Royo: It's so strange and wonderful to know that people, even now, after the show's been off for, what, six years now or something like that, still come up to me and say, "I just started watching," or "I'm about to watch the first season," or "I watched the series five or six times already." I mean, David Simon is a genius, but I don't think any kind of reunion can live up to people's imaginations on what they hope or what they think is happening with these characters now. I think David always wanted to leave it up to the imagination; not even try to compete with people's imaginations. I think it's best that people run with the ideas they have, instead of trying to show them what we feel the characters ought to be doing.
Crawford: For a while, I really thought we should pick the baton back up. It wasn't until earlier this year, when David Simon and some of my castmates were in New York [for the PaleyFest NY panel] and David was like, no, there's no Season 6, there will never be a Season 6. I respect that so much, because oftentimes in television, series can go beyond the story. And when the story is finished, let that story be finished, and just enjoy and marvel… each episode is 58 minutes and there are five seasons of i … enjoy it.

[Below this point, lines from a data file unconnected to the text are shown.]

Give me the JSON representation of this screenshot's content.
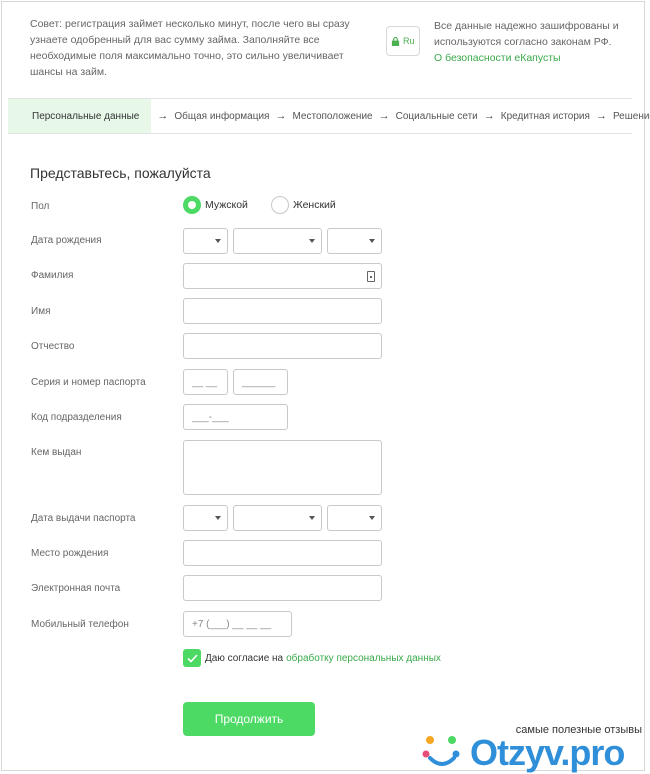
{
  "tip_text": "Совет: регистрация займет несколько минут, после чего вы сразу узнаете одобренный для вас сумму займа. Заполняйте все необходимые поля максимально точно, это сильно увеличивает шансы на займ.",
  "lock_badge_text": "Ru",
  "security": {
    "text": "Все данные надежно зашифрованы и используются согласно законам РФ.",
    "link": "О безопасности еКапусты"
  },
  "steps": [
    "Персональные данные",
    "Общая информация",
    "Местоположение",
    "Социальные сети",
    "Кредитная история",
    "Решение"
  ],
  "step_arrow": "→",
  "form": {
    "title": "Представьтесь, пожалуйста",
    "labels": {
      "gender": "Пол",
      "birth_date": "Дата рождения",
      "surname": "Фамилия",
      "name": "Имя",
      "patronymic": "Отчество",
      "passport_number": "Серия и номер паспорта",
      "division_code": "Код подразделения",
      "issued_by": "Кем выдан",
      "passport_date": "Дата выдачи паспорта",
      "birth_place": "Место рождения",
      "email": "Электронная почта",
      "phone": "Мобильный телефон"
    },
    "gender_options": [
      "Мужской",
      "Женский"
    ],
    "gender_selected": "Мужской",
    "placeholders": {
      "passport_series": "__ __",
      "passport_number": "______",
      "division_code": "___-___",
      "phone": "+7 (___) __ __ __"
    },
    "consent_text": "Даю согласие на",
    "consent_link": "обработку персональных данных",
    "consent_checked": true,
    "submit_label": "Продолжить"
  },
  "colors": {
    "accent": "#4cd964",
    "link": "#3aaa4a",
    "active_step_bg": "#e7f8e9"
  },
  "watermark": {
    "caption": "самые полезные отзывы",
    "brand": "Otzyv.pro"
  }
}
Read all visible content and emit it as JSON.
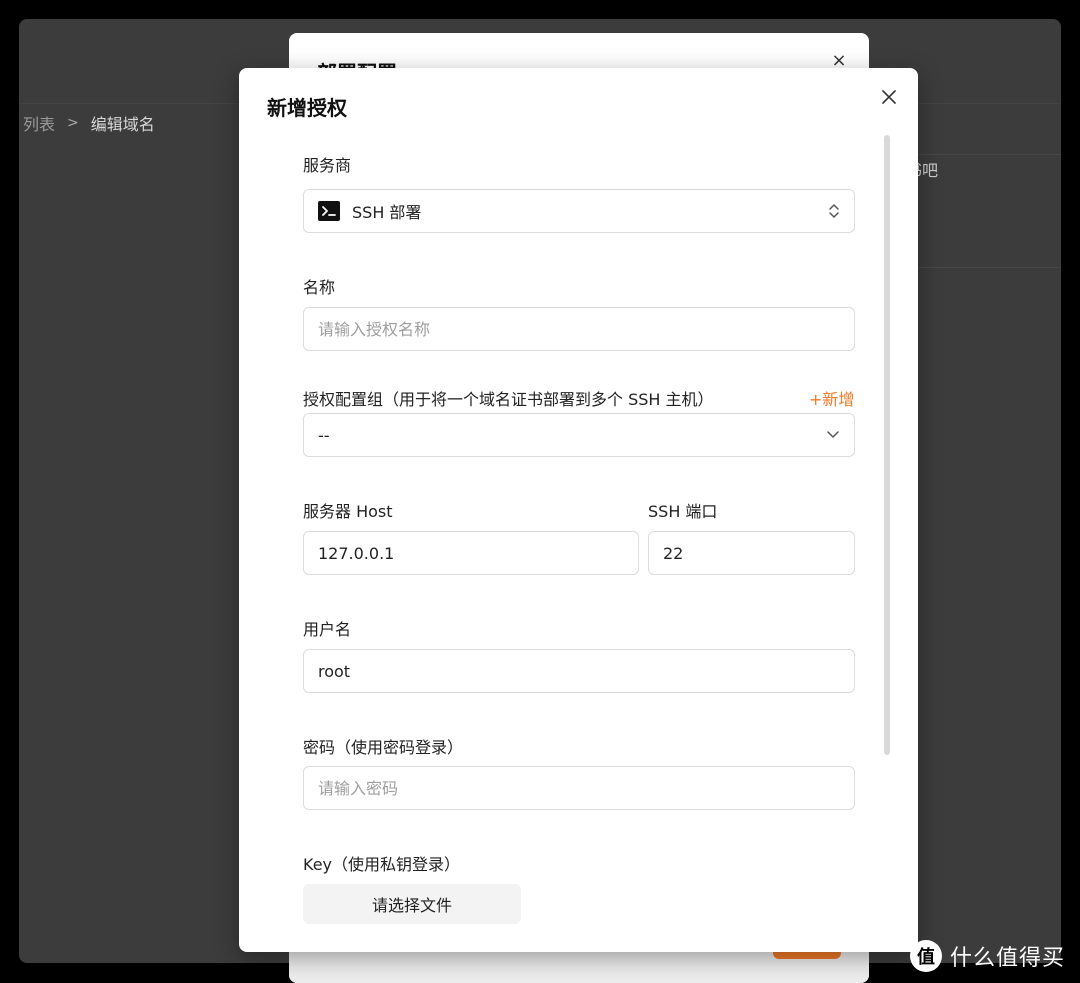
{
  "background": {
    "breadcrumb": {
      "parent": "列表",
      "separator": ">",
      "current": "编辑域名"
    },
    "card_text": "证书吧"
  },
  "back_dialog": {
    "title": "部署配置",
    "close_glyph": "×"
  },
  "dialog": {
    "title": "新增授权",
    "close_glyph": "×"
  },
  "form": {
    "provider": {
      "label": "服务商",
      "value": "SSH 部署"
    },
    "name": {
      "label": "名称",
      "value": "",
      "placeholder": "请输入授权名称"
    },
    "group": {
      "label": "授权配置组（用于将一个域名证书部署到多个 SSH 主机）",
      "add_label": "+新增",
      "value": "--"
    },
    "host": {
      "label": "服务器 Host",
      "value": "127.0.0.1"
    },
    "port": {
      "label": "SSH 端口",
      "value": "22"
    },
    "username": {
      "label": "用户名",
      "value": "root"
    },
    "password": {
      "label": "密码（使用密码登录）",
      "value": "",
      "placeholder": "请输入密码"
    },
    "key": {
      "label": "Key（使用私钥登录）",
      "button_label": "请选择文件"
    }
  },
  "watermark": {
    "badge": "值",
    "text": "什么值得买"
  },
  "colors": {
    "accent": "#f07a28",
    "overlay": "#3c3c3c",
    "border": "#dcdcdc"
  }
}
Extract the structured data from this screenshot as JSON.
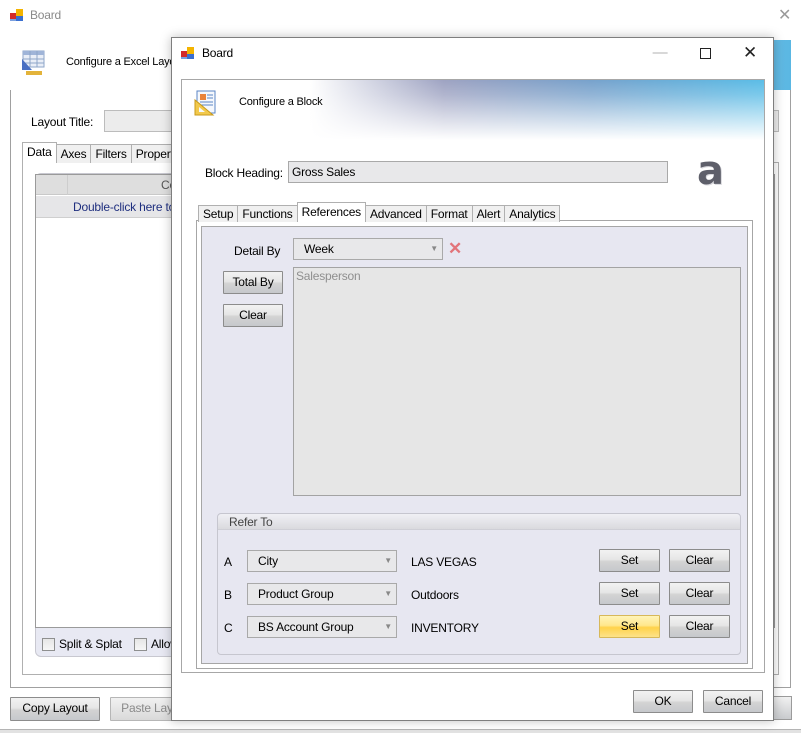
{
  "background_window": {
    "title": "Board",
    "close_glyph": "✕",
    "header_text": "Configure a Excel Layout",
    "layout_title_label": "Layout Title:",
    "layout_title_value": "",
    "tabs": [
      {
        "label": "Data",
        "active": true
      },
      {
        "label": "Axes",
        "active": false
      },
      {
        "label": "Filters",
        "active": false
      },
      {
        "label": "Properties",
        "active": false
      }
    ],
    "grid": {
      "column_header": "Columns",
      "hint_row": "Double-click here to add"
    },
    "checkboxes": [
      {
        "label": "Split & Splat",
        "checked": false
      },
      {
        "label": "Allow",
        "checked": false
      }
    ],
    "buttons": {
      "copy_layout": "Copy Layout",
      "paste_layout": "Paste Layout"
    }
  },
  "dialog": {
    "title": "Board",
    "window_controls": {
      "minimize": "—",
      "close": "✕"
    },
    "header_text": "Configure a Block",
    "block_heading_label": "Block Heading:",
    "block_heading_value": "Gross Sales",
    "logo_glyph": "a",
    "tabs": [
      {
        "label": "Setup",
        "active": false
      },
      {
        "label": "Functions",
        "active": false
      },
      {
        "label": "References",
        "active": true
      },
      {
        "label": "Advanced",
        "active": false
      },
      {
        "label": "Format",
        "active": false
      },
      {
        "label": "Alert",
        "active": false
      },
      {
        "label": "Analytics",
        "active": false
      }
    ],
    "references": {
      "detail_by_label": "Detail By",
      "detail_by_value": "Week",
      "clear_icon_glyph": "✕",
      "total_by_button": "Total By",
      "clear_button": "Clear",
      "total_by_items": [
        "Salesperson"
      ],
      "refer_to": {
        "title": "Refer To",
        "rows": [
          {
            "letter": "A",
            "field": "City",
            "value": "LAS VEGAS",
            "set_label": "Set",
            "clear_label": "Clear",
            "set_highlighted": false
          },
          {
            "letter": "B",
            "field": "Product Group",
            "value": "Outdoors",
            "set_label": "Set",
            "clear_label": "Clear",
            "set_highlighted": false
          },
          {
            "letter": "C",
            "field": "BS Account Group",
            "value": "INVENTORY",
            "set_label": "Set",
            "clear_label": "Clear",
            "set_highlighted": true
          }
        ]
      }
    },
    "ok_button": "OK",
    "cancel_button": "Cancel"
  },
  "colors": {
    "highlight_button": "#ffd24a",
    "panel_background": "#e7e7f1",
    "header_gradient_end": "#5bbde7",
    "clear_x": "#e2747a"
  }
}
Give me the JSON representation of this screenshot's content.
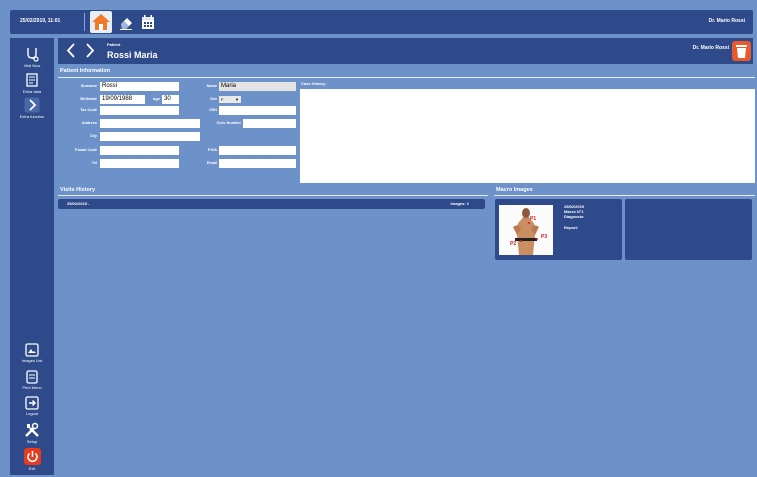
{
  "topbar": {
    "datetime": "25/02/2019, 11:01",
    "user": "Dr. Mario Rossi",
    "icons": [
      "home-icon",
      "eraser-icon",
      "calendar-icon"
    ]
  },
  "sidebar": {
    "items": [
      {
        "label": "Visit Now",
        "icon": "visit-now-icon"
      },
      {
        "label": "Extra data",
        "icon": "extra-data-icon"
      },
      {
        "label": "Extra function",
        "icon": "chevron-right-icon"
      },
      {
        "label": "Images List",
        "icon": "images-list-icon"
      },
      {
        "label": "Print Menu",
        "icon": "print-menu-icon"
      },
      {
        "label": "Logout",
        "icon": "logout-icon"
      },
      {
        "label": "Setup",
        "icon": "setup-icon"
      },
      {
        "label": "Exit",
        "icon": "power-icon"
      }
    ]
  },
  "header": {
    "small_label": "Patient",
    "patient_name": "Rossi Maria",
    "user": "Dr. Mario Rossi"
  },
  "patient_info": {
    "title": "Patient Information",
    "surname_label": "Surname",
    "surname": "Rossi",
    "name_label": "Name",
    "name": "Maria",
    "birthdate_label": "Birthdate",
    "birthdate": "19/09/1988",
    "age_label": "Age",
    "age": "30",
    "sex_label": "Sex",
    "sex": "F",
    "tax_code_label": "Tax Code",
    "tax_code": "",
    "ssn_label": "SSN",
    "ssn": "",
    "address_label": "Address",
    "address": "",
    "civic_label": "Civic Number",
    "civic": "",
    "city_label": "City",
    "city": "",
    "postal_label": "Postal Code",
    "postal": "",
    "piva_label": "P.IVA",
    "piva": "",
    "tel_label": "Tel",
    "tel": "",
    "email_label": "Email",
    "email": "",
    "case_history_label": "Case History"
  },
  "visits": {
    "title": "Visits History",
    "rows": [
      {
        "date": "25/02/2019 -",
        "images": "Images: 1"
      }
    ]
  },
  "macro": {
    "title": "Macro Images",
    "card": {
      "date": "25/02/2019",
      "macro_no": "Macro N°1",
      "diagnosis": "Diagnosis:",
      "report": "Report:",
      "markers": [
        "P1",
        "P2",
        "P3"
      ]
    }
  },
  "colors": {
    "background": "#6d91c9",
    "panel": "#2e4a8a",
    "accent_orange": "#f07a2a",
    "exit_red": "#e83a1e"
  }
}
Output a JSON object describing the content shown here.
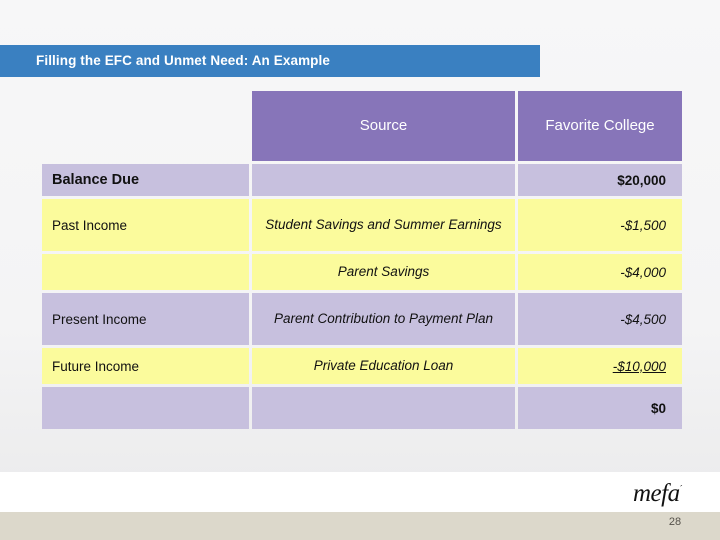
{
  "slide": {
    "title": "Filling the EFC and Unmet Need: An Example",
    "page_number": "28",
    "logo_text": "mefa",
    "logo_mark": "´",
    "colors": {
      "title_bar": "#3a80c1",
      "header_purple": "#8775b9",
      "row_lilac": "#c7c0de",
      "row_yellow": "#fbfb9c",
      "footer_beige": "#dcd8cb",
      "text": "#111111"
    }
  },
  "table": {
    "headers": {
      "label_col": "",
      "source_col": "Source",
      "amount_col": "Favorite College"
    },
    "rows": [
      {
        "label": "Balance Due",
        "source": "",
        "amount": "$20,000"
      },
      {
        "label": "Past Income",
        "source": "Student Savings and Summer Earnings",
        "amount": "-$1,500"
      },
      {
        "label": "",
        "source": "Parent Savings",
        "amount": "-$4,000"
      },
      {
        "label": "Present Income",
        "source": "Parent Contribution to Payment Plan",
        "amount": "-$4,500"
      },
      {
        "label": "Future Income",
        "source": "Private Education Loan",
        "amount": "-$10,000"
      },
      {
        "label": "",
        "source": "",
        "amount": "$0"
      }
    ]
  }
}
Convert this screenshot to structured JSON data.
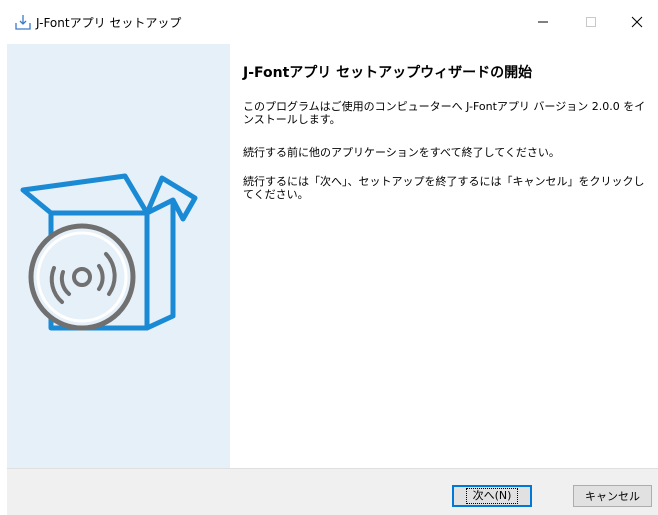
{
  "window": {
    "title": "J-Fontアプリ セットアップ"
  },
  "content": {
    "heading": "J-Fontアプリ セットアップウィザードの開始",
    "paragraphs": [
      "このプログラムはご使用のコンピューターへ J-Fontアプリ バージョン 2.0.0 をインストールします。",
      "続行する前に他のアプリケーションをすべて終了してください。",
      "続行するには「次へ」、セットアップを終了するには「キャンセル」をクリックしてください。"
    ]
  },
  "buttons": {
    "next": "次へ(N)",
    "cancel": "キャンセル"
  },
  "icons": {
    "app": "install-icon",
    "banner": "box-with-disc-icon"
  },
  "colors": {
    "banner_bg": "#e6f0f9",
    "accent": "#1a8ad4",
    "focus": "#0078d7"
  }
}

The Wire: The Complete Series in HD will be available as a full series purchase at iTunes, Google Play, X-Box Video, and Vudu on Jan. 5.